* [WORK ITEM]: Give the number of lines in the records that include the word "wooden", and nothing besides.

(Excerpts from an interface dataset)

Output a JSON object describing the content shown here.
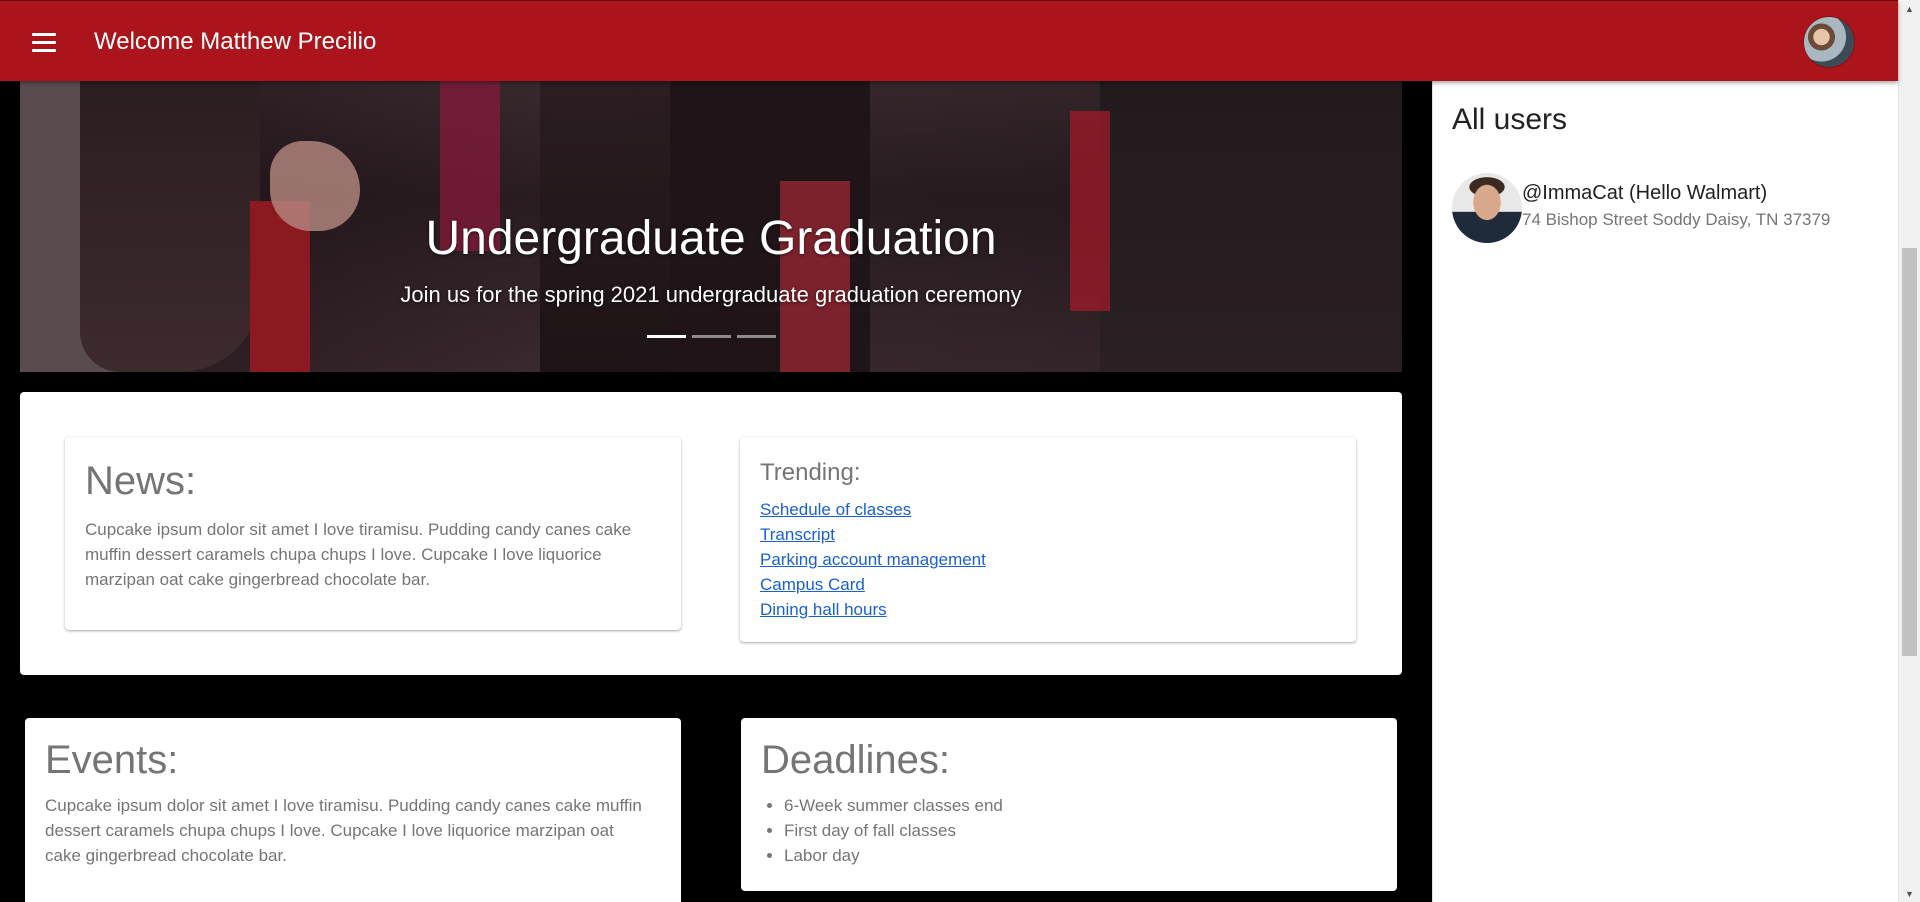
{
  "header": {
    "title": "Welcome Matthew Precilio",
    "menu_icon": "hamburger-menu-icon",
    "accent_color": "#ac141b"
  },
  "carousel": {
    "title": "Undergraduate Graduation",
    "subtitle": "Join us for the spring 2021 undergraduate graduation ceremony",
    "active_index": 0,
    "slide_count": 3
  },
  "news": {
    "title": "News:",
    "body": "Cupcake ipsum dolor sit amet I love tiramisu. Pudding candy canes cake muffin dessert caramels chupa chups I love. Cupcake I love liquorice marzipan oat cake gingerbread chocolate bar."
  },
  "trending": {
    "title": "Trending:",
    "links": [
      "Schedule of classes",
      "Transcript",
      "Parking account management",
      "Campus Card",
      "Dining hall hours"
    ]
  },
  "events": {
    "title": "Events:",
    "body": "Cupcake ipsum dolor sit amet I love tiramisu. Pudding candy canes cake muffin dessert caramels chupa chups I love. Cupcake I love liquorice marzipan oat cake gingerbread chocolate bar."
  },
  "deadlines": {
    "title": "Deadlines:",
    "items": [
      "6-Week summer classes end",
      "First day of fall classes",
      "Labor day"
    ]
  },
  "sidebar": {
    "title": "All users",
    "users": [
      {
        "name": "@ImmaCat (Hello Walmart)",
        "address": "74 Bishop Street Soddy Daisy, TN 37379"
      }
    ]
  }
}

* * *

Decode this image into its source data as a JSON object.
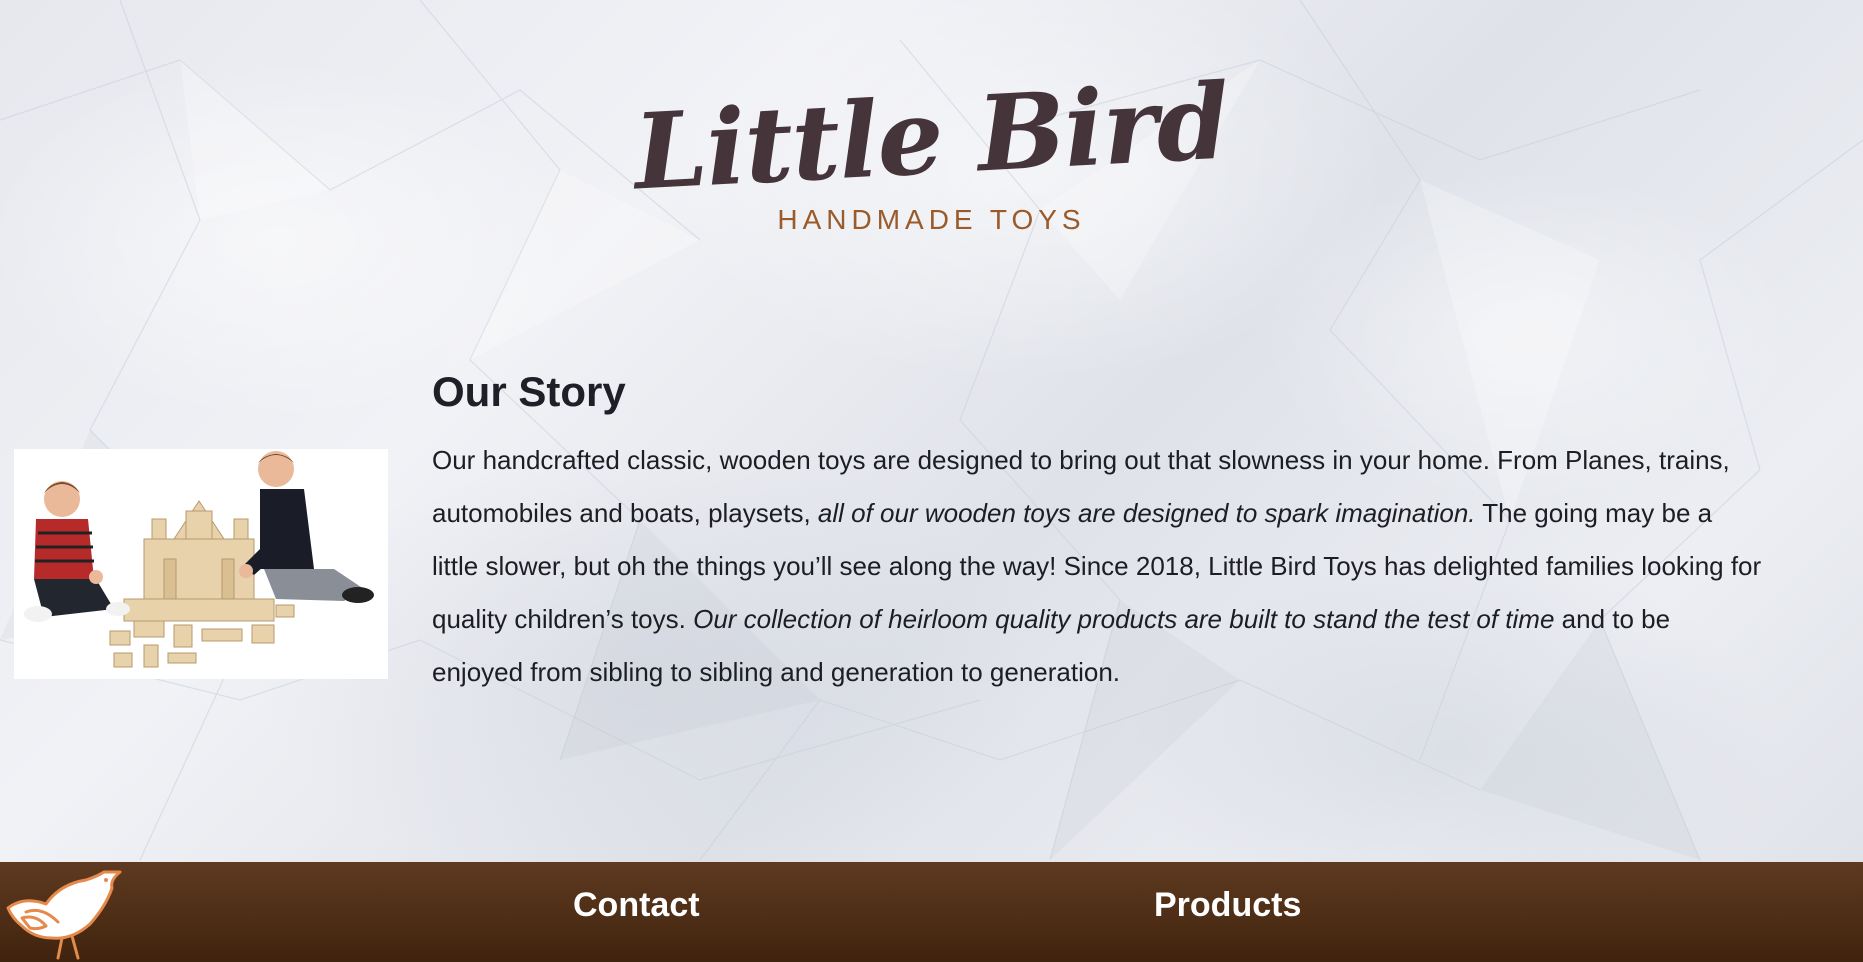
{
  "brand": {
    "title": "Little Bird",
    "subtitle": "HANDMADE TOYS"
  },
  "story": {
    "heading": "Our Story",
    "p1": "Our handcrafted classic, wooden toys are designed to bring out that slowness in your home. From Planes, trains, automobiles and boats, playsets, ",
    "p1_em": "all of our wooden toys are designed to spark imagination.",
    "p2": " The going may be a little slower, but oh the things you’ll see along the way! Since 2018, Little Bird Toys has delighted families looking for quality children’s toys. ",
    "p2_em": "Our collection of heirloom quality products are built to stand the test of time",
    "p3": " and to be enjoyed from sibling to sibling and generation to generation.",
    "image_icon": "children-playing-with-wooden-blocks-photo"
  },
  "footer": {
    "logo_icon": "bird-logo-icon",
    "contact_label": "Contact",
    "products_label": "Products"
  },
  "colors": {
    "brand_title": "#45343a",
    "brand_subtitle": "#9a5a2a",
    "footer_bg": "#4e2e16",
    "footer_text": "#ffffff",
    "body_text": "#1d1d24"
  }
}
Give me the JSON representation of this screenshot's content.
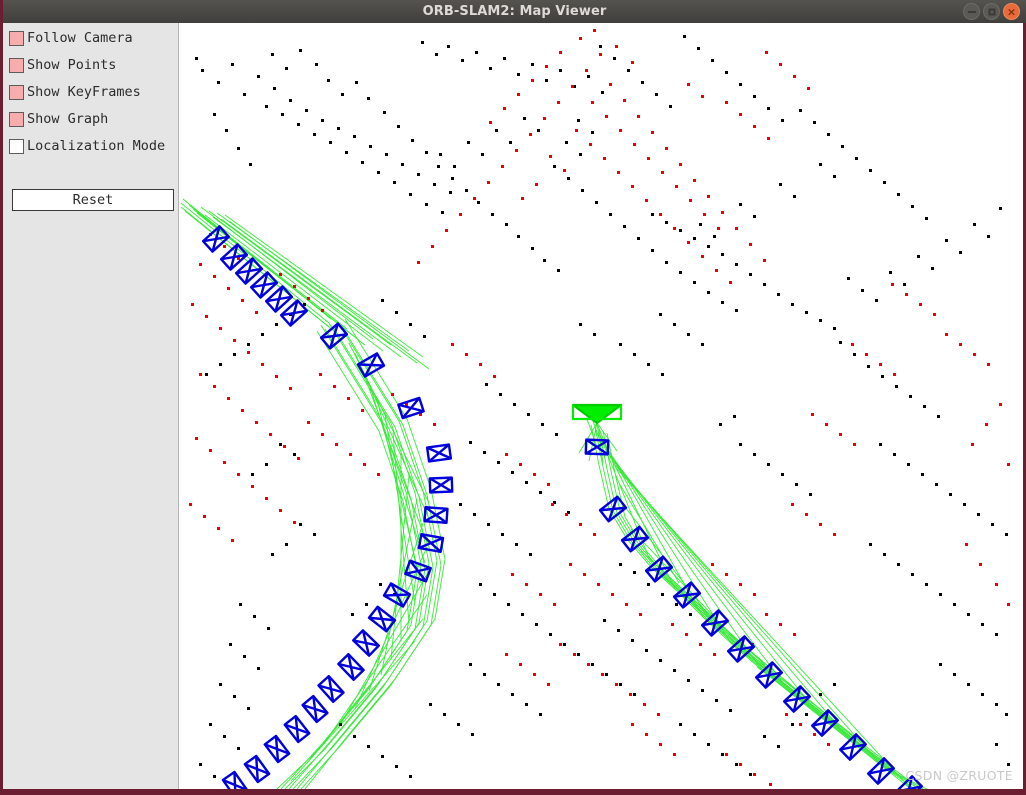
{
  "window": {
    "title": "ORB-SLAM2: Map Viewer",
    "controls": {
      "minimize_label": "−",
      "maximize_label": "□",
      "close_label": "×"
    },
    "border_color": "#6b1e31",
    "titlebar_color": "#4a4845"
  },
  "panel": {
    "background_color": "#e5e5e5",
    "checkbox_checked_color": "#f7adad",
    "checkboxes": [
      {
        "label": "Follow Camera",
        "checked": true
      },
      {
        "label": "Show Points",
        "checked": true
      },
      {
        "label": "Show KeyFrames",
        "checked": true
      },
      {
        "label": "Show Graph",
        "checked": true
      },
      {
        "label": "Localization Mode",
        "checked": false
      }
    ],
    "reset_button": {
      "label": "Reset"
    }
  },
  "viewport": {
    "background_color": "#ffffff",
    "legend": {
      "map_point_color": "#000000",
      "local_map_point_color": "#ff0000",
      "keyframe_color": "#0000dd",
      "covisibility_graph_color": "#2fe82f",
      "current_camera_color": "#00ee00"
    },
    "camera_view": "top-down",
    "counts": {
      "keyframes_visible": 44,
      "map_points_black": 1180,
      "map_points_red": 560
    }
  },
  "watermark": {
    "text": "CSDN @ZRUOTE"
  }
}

* [THE COMPLETED TASK]: 3